Required work :: The lines to copy from the data below are those that hold the string "title".

Stored data ::
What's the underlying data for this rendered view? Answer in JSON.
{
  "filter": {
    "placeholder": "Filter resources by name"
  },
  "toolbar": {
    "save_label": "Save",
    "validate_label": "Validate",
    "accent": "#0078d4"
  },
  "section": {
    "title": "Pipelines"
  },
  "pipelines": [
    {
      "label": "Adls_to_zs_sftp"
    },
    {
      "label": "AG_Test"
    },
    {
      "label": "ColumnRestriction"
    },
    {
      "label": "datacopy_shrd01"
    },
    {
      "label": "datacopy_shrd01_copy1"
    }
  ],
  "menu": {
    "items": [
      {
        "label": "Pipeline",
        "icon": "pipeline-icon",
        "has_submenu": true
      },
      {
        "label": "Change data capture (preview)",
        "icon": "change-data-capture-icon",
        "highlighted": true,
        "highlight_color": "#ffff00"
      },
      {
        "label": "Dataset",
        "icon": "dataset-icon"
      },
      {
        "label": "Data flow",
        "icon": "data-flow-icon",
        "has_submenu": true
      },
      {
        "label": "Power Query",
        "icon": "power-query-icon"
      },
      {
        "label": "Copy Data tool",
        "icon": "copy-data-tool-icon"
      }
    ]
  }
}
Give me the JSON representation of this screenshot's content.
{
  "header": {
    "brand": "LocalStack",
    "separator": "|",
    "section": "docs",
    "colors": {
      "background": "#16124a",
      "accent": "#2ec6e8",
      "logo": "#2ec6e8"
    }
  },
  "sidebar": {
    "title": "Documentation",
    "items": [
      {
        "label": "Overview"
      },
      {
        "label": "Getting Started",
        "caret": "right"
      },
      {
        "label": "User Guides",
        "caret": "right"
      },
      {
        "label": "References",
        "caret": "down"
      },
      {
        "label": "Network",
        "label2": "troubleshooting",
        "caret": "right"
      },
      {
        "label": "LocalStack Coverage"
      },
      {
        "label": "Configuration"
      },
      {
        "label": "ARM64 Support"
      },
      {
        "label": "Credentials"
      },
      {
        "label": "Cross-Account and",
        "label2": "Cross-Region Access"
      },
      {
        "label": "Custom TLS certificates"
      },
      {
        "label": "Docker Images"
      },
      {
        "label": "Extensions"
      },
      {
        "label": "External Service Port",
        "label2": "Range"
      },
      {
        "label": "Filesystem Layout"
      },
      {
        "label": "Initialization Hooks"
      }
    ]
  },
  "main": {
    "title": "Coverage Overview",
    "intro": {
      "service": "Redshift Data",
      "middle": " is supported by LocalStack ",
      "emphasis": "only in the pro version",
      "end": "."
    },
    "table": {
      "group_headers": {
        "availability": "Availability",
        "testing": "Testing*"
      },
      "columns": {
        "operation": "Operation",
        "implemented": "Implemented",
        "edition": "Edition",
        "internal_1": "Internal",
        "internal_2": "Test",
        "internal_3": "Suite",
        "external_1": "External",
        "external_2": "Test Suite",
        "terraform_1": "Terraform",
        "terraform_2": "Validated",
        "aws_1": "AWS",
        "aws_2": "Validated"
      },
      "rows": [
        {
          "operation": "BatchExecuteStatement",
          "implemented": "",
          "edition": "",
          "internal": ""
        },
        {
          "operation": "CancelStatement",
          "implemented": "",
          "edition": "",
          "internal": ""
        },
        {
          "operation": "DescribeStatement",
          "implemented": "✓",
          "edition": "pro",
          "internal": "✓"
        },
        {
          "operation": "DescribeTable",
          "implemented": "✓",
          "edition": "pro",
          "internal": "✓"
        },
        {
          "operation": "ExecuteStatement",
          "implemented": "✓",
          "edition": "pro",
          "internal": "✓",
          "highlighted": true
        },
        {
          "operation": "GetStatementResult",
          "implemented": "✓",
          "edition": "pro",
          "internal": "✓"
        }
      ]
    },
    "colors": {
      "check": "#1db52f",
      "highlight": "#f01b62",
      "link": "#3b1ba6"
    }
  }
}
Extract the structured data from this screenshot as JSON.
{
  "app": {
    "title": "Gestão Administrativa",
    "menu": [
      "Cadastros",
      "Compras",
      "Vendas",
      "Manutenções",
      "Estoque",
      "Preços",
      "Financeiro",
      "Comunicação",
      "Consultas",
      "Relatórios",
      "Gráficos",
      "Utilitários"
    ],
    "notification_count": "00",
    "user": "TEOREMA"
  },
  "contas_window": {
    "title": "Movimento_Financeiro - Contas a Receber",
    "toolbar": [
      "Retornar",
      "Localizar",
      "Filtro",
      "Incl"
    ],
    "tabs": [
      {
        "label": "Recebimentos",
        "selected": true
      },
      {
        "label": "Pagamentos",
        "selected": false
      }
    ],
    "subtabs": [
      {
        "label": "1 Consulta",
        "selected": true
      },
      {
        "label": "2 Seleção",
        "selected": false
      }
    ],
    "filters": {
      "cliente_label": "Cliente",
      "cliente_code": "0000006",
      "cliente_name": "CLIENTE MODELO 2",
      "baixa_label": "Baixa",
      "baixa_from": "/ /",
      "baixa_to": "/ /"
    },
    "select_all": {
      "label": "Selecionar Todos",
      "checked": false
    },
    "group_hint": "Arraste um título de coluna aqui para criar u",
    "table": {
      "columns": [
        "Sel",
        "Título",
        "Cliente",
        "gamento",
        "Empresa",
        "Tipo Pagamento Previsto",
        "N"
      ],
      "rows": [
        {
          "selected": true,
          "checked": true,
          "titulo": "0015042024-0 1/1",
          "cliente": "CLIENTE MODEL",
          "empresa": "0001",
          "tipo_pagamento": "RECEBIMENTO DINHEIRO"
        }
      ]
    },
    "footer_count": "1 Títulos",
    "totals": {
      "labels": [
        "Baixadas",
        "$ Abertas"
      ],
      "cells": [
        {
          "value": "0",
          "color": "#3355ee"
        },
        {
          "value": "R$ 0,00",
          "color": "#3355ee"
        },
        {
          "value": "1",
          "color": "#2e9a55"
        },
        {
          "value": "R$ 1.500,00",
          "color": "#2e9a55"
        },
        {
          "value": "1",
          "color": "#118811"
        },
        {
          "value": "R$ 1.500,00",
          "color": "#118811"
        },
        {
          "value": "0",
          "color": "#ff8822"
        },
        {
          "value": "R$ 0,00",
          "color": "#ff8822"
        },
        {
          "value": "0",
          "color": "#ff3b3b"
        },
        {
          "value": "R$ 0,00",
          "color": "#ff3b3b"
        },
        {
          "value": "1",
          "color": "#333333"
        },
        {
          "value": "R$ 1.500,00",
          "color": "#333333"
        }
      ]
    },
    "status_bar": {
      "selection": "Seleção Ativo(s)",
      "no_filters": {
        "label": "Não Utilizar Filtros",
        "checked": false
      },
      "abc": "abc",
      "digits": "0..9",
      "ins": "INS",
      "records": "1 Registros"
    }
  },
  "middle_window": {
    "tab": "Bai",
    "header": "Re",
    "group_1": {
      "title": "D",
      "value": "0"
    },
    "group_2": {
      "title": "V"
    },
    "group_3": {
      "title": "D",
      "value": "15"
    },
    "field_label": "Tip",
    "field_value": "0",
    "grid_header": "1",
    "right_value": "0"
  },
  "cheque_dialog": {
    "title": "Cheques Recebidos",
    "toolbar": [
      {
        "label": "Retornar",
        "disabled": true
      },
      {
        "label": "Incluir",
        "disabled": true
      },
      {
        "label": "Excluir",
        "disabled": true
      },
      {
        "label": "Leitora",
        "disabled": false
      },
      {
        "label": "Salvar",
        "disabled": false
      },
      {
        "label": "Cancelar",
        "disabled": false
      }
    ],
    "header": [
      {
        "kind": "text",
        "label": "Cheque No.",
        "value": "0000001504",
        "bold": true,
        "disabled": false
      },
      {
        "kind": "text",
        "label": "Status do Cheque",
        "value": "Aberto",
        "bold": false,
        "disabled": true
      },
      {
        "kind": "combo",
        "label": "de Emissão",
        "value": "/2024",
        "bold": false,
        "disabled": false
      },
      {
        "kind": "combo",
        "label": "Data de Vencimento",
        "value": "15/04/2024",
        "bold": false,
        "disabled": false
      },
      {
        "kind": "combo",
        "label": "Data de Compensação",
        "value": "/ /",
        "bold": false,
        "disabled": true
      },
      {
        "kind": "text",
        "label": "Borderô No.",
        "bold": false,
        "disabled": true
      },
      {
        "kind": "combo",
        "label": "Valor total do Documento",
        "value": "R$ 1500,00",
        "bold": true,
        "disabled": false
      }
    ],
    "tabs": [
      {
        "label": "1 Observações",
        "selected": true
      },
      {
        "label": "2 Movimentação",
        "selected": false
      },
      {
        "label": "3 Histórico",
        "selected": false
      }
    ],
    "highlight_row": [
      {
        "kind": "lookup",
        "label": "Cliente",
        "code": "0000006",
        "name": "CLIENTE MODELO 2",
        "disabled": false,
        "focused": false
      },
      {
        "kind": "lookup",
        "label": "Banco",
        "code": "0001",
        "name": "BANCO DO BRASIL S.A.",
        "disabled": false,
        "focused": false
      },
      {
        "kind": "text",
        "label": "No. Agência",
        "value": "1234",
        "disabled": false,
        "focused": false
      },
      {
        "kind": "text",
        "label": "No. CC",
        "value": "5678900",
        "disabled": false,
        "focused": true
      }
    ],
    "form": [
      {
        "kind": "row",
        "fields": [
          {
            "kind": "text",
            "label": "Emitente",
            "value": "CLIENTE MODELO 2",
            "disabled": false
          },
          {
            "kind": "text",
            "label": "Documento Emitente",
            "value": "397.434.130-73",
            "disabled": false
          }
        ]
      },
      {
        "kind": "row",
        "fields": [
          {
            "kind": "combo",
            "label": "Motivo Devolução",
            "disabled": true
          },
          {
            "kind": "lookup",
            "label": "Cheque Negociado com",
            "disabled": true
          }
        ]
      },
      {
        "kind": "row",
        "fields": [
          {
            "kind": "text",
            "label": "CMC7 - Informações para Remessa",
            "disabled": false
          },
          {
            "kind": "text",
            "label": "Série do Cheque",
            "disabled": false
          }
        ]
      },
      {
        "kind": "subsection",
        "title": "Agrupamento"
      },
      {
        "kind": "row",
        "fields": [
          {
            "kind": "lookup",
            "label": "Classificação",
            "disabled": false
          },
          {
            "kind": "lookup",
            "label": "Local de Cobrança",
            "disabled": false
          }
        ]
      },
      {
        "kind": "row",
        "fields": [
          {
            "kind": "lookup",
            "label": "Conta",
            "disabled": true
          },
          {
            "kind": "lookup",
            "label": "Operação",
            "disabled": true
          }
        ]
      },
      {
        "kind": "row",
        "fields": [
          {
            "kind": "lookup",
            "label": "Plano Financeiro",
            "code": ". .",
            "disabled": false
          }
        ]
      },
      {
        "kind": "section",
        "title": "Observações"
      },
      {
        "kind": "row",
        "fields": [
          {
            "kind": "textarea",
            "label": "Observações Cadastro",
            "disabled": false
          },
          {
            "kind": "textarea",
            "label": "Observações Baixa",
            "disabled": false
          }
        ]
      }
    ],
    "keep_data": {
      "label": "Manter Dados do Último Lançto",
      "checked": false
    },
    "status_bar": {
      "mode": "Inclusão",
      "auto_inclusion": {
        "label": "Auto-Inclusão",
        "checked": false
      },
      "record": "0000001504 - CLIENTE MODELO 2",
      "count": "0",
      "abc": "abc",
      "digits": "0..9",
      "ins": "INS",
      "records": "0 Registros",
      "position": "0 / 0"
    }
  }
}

Answer section ::
    "title": "Pipelines"
    "title": "Documentation",
    "title": "Coverage Overview",
    "title": "Gestão Administrativa",
    "title": "Movimento_Financeiro - Contas a Receber",
      "title": "D",
      "title": "V"
      "title": "D",
    "title": "Cheques Recebidos",
        "title": "Agrupamento"
        "title": "Observações"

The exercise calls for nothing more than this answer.